- Required work: Copy every line of the records that includes the word "JSON".
====
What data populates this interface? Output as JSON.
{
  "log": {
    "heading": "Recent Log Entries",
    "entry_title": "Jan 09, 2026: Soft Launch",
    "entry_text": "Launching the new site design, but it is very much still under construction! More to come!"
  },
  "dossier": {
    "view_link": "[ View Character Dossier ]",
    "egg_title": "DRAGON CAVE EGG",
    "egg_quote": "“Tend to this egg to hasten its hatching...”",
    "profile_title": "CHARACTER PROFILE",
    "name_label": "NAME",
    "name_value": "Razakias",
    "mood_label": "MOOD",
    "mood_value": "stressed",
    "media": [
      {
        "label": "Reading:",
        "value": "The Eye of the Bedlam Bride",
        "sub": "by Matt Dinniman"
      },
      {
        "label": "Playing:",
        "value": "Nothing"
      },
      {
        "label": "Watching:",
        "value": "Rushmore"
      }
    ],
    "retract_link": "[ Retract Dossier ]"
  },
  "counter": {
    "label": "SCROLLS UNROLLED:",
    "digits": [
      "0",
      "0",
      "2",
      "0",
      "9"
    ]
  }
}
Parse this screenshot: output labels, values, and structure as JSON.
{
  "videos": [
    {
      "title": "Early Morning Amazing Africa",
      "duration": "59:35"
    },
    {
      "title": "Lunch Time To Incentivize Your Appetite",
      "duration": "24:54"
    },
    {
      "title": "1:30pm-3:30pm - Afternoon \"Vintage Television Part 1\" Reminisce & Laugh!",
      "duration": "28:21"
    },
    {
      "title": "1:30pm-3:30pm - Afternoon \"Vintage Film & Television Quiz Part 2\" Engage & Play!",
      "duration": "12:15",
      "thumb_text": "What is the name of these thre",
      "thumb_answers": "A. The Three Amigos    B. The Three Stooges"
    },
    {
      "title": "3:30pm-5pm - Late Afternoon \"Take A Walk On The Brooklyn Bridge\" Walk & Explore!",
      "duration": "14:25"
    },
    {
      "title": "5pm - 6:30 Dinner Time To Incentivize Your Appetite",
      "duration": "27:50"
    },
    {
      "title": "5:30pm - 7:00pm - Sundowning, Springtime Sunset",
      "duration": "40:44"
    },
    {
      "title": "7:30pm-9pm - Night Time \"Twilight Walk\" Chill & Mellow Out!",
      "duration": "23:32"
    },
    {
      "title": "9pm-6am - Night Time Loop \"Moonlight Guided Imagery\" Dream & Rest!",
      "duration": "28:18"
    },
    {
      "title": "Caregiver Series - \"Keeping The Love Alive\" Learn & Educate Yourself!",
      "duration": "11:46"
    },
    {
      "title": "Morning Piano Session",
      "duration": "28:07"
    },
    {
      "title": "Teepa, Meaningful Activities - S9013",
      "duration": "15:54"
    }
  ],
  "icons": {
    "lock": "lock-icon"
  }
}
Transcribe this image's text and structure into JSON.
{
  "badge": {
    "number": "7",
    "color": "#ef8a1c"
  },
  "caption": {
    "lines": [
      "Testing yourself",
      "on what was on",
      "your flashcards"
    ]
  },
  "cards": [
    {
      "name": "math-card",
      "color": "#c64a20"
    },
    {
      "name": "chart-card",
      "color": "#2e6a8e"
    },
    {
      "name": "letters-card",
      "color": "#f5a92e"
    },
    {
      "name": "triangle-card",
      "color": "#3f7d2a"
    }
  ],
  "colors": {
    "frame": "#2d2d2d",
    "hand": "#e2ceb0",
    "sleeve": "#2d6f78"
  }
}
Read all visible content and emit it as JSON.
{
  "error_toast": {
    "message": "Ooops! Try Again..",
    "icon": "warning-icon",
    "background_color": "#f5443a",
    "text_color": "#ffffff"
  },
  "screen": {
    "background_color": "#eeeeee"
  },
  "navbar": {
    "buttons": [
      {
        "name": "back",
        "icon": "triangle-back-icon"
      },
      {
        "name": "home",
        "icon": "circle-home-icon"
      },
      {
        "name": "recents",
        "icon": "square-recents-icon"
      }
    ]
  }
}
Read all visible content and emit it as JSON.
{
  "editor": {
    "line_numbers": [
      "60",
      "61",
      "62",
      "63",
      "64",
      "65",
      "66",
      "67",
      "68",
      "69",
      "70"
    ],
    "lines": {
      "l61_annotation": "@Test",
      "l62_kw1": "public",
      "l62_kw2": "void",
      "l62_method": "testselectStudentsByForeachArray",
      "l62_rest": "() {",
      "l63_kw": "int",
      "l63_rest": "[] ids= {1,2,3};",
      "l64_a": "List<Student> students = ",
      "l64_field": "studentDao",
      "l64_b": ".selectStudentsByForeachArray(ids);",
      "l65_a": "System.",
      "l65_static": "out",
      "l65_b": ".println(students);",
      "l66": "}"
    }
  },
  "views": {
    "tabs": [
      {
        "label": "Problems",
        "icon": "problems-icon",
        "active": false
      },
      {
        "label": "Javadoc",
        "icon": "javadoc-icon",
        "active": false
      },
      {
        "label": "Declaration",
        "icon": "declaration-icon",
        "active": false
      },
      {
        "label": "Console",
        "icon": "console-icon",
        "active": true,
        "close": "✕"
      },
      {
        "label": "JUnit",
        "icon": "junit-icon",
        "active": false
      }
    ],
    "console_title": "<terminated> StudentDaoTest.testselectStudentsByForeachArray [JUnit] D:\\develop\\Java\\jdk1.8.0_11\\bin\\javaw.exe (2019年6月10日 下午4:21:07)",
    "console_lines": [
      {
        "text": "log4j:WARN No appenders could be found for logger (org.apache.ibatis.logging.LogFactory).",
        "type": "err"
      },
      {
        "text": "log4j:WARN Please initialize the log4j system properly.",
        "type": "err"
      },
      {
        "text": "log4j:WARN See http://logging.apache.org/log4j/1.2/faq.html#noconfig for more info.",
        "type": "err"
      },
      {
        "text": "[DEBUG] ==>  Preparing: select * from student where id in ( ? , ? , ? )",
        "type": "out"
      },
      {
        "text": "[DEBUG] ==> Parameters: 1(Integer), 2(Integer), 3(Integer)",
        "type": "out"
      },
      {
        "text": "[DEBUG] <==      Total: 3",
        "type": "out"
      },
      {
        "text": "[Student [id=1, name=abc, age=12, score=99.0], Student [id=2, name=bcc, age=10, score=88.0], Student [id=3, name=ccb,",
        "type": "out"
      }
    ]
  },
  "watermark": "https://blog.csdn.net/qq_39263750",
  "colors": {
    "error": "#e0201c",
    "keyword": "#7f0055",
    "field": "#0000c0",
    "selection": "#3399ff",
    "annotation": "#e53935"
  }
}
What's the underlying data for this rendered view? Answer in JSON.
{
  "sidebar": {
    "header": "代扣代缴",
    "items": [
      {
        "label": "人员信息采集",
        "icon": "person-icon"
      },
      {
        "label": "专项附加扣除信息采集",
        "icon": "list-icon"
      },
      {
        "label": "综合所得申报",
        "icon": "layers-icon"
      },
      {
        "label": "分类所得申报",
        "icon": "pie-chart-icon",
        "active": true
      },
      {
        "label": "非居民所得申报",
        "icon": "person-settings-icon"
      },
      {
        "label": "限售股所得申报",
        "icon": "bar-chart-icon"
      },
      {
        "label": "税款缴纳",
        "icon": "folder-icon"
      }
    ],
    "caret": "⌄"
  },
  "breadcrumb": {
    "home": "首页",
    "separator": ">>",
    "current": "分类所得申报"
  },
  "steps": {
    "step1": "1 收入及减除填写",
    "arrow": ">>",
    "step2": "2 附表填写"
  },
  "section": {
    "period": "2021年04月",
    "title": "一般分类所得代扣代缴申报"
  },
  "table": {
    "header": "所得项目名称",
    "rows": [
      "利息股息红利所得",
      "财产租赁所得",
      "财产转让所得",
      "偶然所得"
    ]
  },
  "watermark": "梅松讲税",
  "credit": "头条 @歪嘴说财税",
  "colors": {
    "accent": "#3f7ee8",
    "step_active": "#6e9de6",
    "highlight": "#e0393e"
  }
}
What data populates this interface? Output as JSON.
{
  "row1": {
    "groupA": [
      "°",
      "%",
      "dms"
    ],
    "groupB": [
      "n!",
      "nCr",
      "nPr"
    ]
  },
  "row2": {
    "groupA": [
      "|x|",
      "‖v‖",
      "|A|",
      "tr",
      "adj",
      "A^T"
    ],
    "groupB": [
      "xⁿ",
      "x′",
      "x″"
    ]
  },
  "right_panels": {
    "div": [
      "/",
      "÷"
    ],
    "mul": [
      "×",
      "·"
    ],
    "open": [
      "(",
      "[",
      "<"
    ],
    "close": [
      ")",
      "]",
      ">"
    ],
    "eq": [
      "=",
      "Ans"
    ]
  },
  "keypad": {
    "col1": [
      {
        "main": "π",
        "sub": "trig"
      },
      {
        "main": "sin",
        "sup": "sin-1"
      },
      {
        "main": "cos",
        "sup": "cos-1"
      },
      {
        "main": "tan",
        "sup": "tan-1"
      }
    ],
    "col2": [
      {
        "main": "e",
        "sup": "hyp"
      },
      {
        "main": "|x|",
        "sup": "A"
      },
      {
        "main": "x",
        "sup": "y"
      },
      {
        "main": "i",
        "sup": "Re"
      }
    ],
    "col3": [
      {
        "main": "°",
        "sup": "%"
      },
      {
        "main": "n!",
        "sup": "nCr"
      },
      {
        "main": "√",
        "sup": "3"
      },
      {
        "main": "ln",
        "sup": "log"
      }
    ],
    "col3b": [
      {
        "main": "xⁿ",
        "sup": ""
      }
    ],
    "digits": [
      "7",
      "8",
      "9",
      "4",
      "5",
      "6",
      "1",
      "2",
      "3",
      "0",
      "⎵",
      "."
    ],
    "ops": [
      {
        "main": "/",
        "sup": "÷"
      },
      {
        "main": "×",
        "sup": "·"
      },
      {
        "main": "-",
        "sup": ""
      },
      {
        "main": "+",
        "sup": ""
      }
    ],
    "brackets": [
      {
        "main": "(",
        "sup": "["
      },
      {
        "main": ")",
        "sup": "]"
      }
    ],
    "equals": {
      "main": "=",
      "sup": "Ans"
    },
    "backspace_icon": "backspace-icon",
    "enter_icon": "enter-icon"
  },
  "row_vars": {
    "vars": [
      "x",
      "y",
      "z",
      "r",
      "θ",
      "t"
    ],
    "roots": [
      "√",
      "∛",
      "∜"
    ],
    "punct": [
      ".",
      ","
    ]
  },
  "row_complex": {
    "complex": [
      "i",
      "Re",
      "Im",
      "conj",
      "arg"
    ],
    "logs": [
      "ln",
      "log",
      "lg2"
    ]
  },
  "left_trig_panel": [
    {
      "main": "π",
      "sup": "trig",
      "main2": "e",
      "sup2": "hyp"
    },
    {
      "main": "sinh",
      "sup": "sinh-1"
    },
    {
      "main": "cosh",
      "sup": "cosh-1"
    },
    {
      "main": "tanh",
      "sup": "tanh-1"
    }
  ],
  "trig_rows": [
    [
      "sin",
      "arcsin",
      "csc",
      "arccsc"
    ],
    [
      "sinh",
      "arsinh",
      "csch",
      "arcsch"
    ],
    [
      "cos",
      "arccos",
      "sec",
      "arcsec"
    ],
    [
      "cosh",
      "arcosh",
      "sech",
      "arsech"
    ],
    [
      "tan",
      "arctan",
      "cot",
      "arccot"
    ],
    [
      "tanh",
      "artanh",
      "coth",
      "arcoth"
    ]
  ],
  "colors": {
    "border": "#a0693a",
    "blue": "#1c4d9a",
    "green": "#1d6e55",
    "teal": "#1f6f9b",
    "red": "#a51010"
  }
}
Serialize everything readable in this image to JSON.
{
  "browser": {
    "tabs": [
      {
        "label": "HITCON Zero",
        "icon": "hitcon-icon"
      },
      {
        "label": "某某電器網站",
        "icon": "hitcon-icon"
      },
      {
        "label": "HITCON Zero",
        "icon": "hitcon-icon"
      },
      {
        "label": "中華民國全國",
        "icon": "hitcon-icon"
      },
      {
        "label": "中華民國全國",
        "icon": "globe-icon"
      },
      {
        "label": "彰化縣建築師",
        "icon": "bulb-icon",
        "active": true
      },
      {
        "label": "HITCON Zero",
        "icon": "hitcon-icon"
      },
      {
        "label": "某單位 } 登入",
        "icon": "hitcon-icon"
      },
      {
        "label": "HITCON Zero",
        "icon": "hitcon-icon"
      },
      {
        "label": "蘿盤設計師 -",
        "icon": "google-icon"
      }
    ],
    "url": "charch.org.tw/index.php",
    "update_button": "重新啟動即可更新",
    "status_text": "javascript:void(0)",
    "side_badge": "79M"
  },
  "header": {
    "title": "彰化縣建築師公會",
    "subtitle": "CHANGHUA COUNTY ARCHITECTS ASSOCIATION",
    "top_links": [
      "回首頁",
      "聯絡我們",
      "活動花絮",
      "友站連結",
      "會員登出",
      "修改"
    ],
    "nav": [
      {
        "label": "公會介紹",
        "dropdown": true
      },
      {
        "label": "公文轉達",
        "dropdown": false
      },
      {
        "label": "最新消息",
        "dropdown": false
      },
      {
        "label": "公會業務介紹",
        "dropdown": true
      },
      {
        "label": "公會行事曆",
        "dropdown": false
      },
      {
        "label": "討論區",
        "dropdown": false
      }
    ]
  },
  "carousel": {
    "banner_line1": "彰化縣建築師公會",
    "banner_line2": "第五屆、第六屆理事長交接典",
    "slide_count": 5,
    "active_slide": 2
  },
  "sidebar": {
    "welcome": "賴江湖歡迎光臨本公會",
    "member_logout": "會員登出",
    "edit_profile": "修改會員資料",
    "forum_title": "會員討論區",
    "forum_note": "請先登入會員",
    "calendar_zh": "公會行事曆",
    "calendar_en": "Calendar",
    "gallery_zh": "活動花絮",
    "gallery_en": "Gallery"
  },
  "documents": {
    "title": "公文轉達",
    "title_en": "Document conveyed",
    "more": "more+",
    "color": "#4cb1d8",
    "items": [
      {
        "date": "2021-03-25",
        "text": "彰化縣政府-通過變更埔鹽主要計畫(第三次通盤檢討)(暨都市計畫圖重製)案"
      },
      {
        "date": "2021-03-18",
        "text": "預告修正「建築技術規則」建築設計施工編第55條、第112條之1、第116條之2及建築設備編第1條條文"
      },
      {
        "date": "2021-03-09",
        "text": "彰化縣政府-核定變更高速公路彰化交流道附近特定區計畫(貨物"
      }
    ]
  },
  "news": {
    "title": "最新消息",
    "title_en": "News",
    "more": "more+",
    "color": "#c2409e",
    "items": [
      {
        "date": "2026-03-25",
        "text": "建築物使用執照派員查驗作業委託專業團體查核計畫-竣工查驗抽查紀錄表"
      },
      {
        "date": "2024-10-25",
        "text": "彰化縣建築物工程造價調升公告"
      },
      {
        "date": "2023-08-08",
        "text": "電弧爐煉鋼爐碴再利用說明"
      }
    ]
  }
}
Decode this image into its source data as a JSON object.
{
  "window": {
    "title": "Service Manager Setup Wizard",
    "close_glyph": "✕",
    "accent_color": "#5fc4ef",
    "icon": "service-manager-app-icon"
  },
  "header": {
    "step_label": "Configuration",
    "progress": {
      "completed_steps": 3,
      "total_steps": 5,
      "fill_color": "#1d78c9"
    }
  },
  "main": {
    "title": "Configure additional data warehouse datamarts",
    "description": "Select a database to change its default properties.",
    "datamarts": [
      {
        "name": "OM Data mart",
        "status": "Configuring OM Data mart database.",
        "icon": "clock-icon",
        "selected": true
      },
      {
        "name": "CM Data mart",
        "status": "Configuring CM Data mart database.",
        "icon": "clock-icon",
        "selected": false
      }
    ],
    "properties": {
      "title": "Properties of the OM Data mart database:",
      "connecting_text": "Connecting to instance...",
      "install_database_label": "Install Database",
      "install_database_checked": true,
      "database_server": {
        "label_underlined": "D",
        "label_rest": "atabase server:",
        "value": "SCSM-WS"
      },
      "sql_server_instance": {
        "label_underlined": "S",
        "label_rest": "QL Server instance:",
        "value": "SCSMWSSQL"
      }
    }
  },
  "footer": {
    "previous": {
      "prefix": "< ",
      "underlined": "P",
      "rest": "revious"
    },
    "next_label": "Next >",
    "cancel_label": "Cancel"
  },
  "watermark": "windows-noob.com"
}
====
- Result for this task:
What data populates this interface? Output as JSON.
Parse this screenshot: output labels, values, and structure as JSON.
Transcribe this image's text and structure into JSON.
Read all visible content and emit it as JSON.
Read all visible content and emit it as JSON.
What's the underlying data for this rendered view? Answer in JSON.
What data populates this interface? Output as JSON.
Serialize everything readable in this image to JSON.
Decode this image into its source data as a JSON object.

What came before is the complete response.